WORK TASK.
Type out all the records once more, exactly.

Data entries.
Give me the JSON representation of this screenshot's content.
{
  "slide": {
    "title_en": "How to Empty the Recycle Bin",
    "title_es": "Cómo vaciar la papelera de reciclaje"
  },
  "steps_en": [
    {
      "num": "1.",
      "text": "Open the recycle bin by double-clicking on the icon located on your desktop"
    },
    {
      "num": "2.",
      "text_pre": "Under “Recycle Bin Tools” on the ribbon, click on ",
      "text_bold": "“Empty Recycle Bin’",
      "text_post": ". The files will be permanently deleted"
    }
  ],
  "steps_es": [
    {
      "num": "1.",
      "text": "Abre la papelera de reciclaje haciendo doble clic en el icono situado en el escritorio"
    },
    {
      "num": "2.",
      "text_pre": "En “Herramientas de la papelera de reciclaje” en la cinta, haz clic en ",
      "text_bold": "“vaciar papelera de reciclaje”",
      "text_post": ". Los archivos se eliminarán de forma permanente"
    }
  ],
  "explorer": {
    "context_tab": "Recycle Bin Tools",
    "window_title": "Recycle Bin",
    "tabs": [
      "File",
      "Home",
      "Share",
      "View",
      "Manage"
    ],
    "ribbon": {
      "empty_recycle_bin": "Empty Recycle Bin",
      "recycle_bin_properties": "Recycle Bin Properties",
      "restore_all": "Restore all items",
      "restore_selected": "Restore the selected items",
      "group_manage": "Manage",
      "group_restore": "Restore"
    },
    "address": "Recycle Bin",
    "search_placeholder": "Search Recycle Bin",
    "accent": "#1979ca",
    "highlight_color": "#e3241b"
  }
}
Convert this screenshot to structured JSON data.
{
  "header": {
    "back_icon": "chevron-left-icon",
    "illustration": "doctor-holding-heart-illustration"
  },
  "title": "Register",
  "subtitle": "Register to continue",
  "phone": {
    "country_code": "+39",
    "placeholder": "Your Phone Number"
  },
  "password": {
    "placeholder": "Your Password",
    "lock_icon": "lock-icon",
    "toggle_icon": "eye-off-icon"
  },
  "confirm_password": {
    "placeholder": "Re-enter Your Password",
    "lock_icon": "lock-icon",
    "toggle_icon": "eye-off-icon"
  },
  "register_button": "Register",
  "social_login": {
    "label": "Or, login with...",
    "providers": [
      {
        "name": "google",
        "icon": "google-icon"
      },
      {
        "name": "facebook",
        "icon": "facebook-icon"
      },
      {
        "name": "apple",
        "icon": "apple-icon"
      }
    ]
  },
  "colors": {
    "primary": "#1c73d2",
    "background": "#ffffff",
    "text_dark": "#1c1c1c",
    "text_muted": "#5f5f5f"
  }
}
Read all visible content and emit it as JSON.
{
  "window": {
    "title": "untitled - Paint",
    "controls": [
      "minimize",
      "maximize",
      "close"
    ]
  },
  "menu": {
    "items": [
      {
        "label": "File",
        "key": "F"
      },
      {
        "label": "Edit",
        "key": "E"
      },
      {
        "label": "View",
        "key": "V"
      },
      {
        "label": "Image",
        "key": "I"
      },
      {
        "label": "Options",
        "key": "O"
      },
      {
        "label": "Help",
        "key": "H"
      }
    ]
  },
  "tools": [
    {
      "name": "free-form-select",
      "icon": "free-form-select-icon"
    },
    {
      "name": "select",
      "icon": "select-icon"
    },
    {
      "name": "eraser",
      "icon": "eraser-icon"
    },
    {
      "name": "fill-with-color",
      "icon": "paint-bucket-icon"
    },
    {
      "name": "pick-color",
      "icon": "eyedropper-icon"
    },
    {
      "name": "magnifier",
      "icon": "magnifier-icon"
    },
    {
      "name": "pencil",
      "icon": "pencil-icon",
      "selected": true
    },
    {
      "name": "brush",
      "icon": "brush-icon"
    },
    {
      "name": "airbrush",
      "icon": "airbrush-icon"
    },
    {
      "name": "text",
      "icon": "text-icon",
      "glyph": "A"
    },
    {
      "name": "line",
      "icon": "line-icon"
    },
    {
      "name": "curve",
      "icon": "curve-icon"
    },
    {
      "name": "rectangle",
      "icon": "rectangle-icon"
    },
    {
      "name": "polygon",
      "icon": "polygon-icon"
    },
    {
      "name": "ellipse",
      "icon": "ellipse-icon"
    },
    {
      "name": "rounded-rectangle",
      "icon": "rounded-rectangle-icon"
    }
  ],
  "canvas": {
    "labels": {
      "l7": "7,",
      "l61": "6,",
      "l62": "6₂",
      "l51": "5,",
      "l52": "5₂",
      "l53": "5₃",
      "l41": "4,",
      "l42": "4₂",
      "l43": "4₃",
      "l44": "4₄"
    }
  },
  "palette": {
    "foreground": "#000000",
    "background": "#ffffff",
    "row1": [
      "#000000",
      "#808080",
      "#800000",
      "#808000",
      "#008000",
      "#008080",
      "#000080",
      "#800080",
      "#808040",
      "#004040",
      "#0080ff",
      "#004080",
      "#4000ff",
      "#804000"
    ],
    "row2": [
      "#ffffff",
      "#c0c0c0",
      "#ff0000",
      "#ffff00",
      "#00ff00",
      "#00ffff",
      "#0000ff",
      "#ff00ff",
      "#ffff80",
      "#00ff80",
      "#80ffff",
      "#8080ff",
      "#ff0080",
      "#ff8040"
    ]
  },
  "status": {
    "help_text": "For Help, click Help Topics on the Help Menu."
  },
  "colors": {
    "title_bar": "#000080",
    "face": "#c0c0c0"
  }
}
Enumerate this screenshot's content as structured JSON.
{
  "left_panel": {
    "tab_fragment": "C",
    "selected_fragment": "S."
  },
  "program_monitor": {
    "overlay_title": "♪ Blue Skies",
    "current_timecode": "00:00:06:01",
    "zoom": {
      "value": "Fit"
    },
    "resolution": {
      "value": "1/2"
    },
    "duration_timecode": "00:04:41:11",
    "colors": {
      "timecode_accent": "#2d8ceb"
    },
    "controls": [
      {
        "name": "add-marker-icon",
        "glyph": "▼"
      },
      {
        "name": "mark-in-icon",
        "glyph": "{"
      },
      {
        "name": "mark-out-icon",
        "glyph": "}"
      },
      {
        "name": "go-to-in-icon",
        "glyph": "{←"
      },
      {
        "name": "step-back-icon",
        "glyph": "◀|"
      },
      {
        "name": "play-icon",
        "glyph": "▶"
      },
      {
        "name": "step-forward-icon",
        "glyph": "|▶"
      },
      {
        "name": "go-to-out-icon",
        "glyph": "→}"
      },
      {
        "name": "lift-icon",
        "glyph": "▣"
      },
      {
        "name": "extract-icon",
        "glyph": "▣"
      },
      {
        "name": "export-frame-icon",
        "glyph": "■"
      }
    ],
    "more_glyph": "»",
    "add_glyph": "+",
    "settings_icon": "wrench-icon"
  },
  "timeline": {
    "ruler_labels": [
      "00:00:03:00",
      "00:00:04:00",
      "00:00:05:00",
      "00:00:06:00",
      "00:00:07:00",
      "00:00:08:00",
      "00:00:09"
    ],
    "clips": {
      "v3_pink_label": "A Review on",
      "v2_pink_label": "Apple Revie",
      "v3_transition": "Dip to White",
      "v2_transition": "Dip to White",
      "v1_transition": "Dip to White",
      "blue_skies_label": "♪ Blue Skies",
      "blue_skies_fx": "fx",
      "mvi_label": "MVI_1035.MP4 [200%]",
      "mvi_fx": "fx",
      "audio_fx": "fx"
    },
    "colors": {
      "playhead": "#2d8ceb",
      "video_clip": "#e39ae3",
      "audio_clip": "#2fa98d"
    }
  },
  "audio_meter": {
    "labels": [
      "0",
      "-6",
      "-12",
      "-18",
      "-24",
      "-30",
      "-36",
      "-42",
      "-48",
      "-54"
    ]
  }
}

FINAL ANSWER.
Give me the JSON representation of this screenshot's content.
{
  "slide": {
    "title_en": "How to Empty the Recycle Bin",
    "title_es": "Cómo vaciar la papelera de reciclaje"
  },
  "steps_en": [
    {
      "num": "1.",
      "text": "Open the recycle bin by double-clicking on the icon located on your desktop"
    },
    {
      "num": "2.",
      "text_pre": "Under “Recycle Bin Tools” on the ribbon, click on ",
      "text_bold": "“Empty Recycle Bin’",
      "text_post": ". The files will be permanently deleted"
    }
  ],
  "steps_es": [
    {
      "num": "1.",
      "text": "Abre la papelera de reciclaje haciendo doble clic en el icono situado en el escritorio"
    },
    {
      "num": "2.",
      "text_pre": "En “Herramientas de la papelera de reciclaje” en la cinta, haz clic en ",
      "text_bold": "“vaciar papelera de reciclaje”",
      "text_post": ". Los archivos se eliminarán de forma permanente"
    }
  ],
  "explorer": {
    "context_tab": "Recycle Bin Tools",
    "window_title": "Recycle Bin",
    "tabs": [
      "File",
      "Home",
      "Share",
      "View",
      "Manage"
    ],
    "ribbon": {
      "empty_recycle_bin": "Empty Recycle Bin",
      "recycle_bin_properties": "Recycle Bin Properties",
      "restore_all": "Restore all items",
      "restore_selected": "Restore the selected items",
      "group_manage": "Manage",
      "group_restore": "Restore"
    },
    "address": "Recycle Bin",
    "search_placeholder": "Search Recycle Bin",
    "accent": "#1979ca",
    "highlight_color": "#e3241b"
  }
}
Convert this screenshot to structured JSON data.
{
  "header": {
    "back_icon": "chevron-left-icon",
    "illustration": "doctor-holding-heart-illustration"
  },
  "title": "Register",
  "subtitle": "Register to continue",
  "phone": {
    "country_code": "+39",
    "placeholder": "Your Phone Number"
  },
  "password": {
    "placeholder": "Your Password",
    "lock_icon": "lock-icon",
    "toggle_icon": "eye-off-icon"
  },
  "confirm_password": {
    "placeholder": "Re-enter Your Password",
    "lock_icon": "lock-icon",
    "toggle_icon": "eye-off-icon"
  },
  "register_button": "Register",
  "social_login": {
    "label": "Or, login with...",
    "providers": [
      {
        "name": "google",
        "icon": "google-icon"
      },
      {
        "name": "facebook",
        "icon": "facebook-icon"
      },
      {
        "name": "apple",
        "icon": "apple-icon"
      }
    ]
  },
  "colors": {
    "primary": "#1c73d2",
    "background": "#ffffff",
    "text_dark": "#1c1c1c",
    "text_muted": "#5f5f5f"
  }
}
Read all visible content and emit it as JSON.
{
  "window": {
    "title": "untitled - Paint",
    "controls": [
      "minimize",
      "maximize",
      "close"
    ]
  },
  "menu": {
    "items": [
      {
        "label": "File",
        "key": "F"
      },
      {
        "label": "Edit",
        "key": "E"
      },
      {
        "label": "View",
        "key": "V"
      },
      {
        "label": "Image",
        "key": "I"
      },
      {
        "label": "Options",
        "key": "O"
      },
      {
        "label": "Help",
        "key": "H"
      }
    ]
  },
  "tools": [
    {
      "name": "free-form-select",
      "icon": "free-form-select-icon"
    },
    {
      "name": "select",
      "icon": "select-icon"
    },
    {
      "name": "eraser",
      "icon": "eraser-icon"
    },
    {
      "name": "fill-with-color",
      "icon": "paint-bucket-icon"
    },
    {
      "name": "pick-color",
      "icon": "eyedropper-icon"
    },
    {
      "name": "magnifier",
      "icon": "magnifier-icon"
    },
    {
      "name": "pencil",
      "icon": "pencil-icon",
      "selected": true
    },
    {
      "name": "brush",
      "icon": "brush-icon"
    },
    {
      "name": "airbrush",
      "icon": "airbrush-icon"
    },
    {
      "name": "text",
      "icon": "text-icon",
      "glyph": "A"
    },
    {
      "name": "line",
      "icon": "line-icon"
    },
    {
      "name": "curve",
      "icon": "curve-icon"
    },
    {
      "name": "rectangle",
      "icon": "rectangle-icon"
    },
    {
      "name": "polygon",
      "icon": "polygon-icon"
    },
    {
      "name": "ellipse",
      "icon": "ellipse-icon"
    },
    {
      "name": "rounded-rectangle",
      "icon": "rounded-rectangle-icon"
    }
  ],
  "canvas": {
    "labels": {
      "l7": "7,",
      "l61": "6,",
      "l62": "6₂",
      "l51": "5,",
      "l52": "5₂",
      "l53": "5₃",
      "l41": "4,",
      "l42": "4₂",
      "l43": "4₃",
      "l44": "4₄"
    }
  },
  "palette": {
    "foreground": "#000000",
    "background": "#ffffff",
    "row1": [
      "#000000",
      "#808080",
      "#800000",
      "#808000",
      "#008000",
      "#008080",
      "#000080",
      "#800080",
      "#808040",
      "#004040",
      "#0080ff",
      "#004080",
      "#4000ff",
      "#804000"
    ],
    "row2": [
      "#ffffff",
      "#c0c0c0",
      "#ff0000",
      "#ffff00",
      "#00ff00",
      "#00ffff",
      "#0000ff",
      "#ff00ff",
      "#ffff80",
      "#00ff80",
      "#80ffff",
      "#8080ff",
      "#ff0080",
      "#ff8040"
    ]
  },
  "status": {
    "help_text": "For Help, click Help Topics on the Help Menu."
  },
  "colors": {
    "title_bar": "#000080",
    "face": "#c0c0c0"
  }
}
Enumerate this screenshot's content as structured JSON.
{
  "left_panel": {
    "tab_fragment": "C",
    "selected_fragment": "S."
  },
  "program_monitor": {
    "overlay_title": "♪ Blue Skies",
    "current_timecode": "00:00:06:01",
    "zoom": {
      "value": "Fit"
    },
    "resolution": {
      "value": "1/2"
    },
    "duration_timecode": "00:04:41:11",
    "colors": {
      "timecode_accent": "#2d8ceb"
    },
    "controls": [
      {
        "name": "add-marker-icon",
        "glyph": "▼"
      },
      {
        "name": "mark-in-icon",
        "glyph": "{"
      },
      {
        "name": "mark-out-icon",
        "glyph": "}"
      },
      {
        "name": "go-to-in-icon",
        "glyph": "{←"
      },
      {
        "name": "step-back-icon",
        "glyph": "◀|"
      },
      {
        "name": "play-icon",
        "glyph": "▶"
      },
      {
        "name": "step-forward-icon",
        "glyph": "|▶"
      },
      {
        "name": "go-to-out-icon",
        "glyph": "→}"
      },
      {
        "name": "lift-icon",
        "glyph": "▣"
      },
      {
        "name": "extract-icon",
        "glyph": "▣"
      },
      {
        "name": "export-frame-icon",
        "glyph": "■"
      }
    ],
    "more_glyph": "»",
    "add_glyph": "+",
    "settings_icon": "wrench-icon"
  },
  "timeline": {
    "ruler_labels": [
      "00:00:03:00",
      "00:00:04:00",
      "00:00:05:00",
      "00:00:06:00",
      "00:00:07:00",
      "00:00:08:00",
      "00:00:09"
    ],
    "clips": {
      "v3_pink_label": "A Review on",
      "v2_pink_label": "Apple Revie",
      "v3_transition": "Dip to White",
      "v2_transition": "Dip to White",
      "v1_transition": "Dip to White",
      "blue_skies_label": "♪ Blue Skies",
      "blue_skies_fx": "fx",
      "mvi_label": "MVI_1035.MP4 [200%]",
      "mvi_fx": "fx",
      "audio_fx": "fx"
    },
    "colors": {
      "playhead": "#2d8ceb",
      "video_clip": "#e39ae3",
      "audio_clip": "#2fa98d"
    }
  },
  "audio_meter": {
    "labels": [
      "0",
      "-6",
      "-12",
      "-18",
      "-24",
      "-30",
      "-36",
      "-42",
      "-48",
      "-54"
    ]
  }
}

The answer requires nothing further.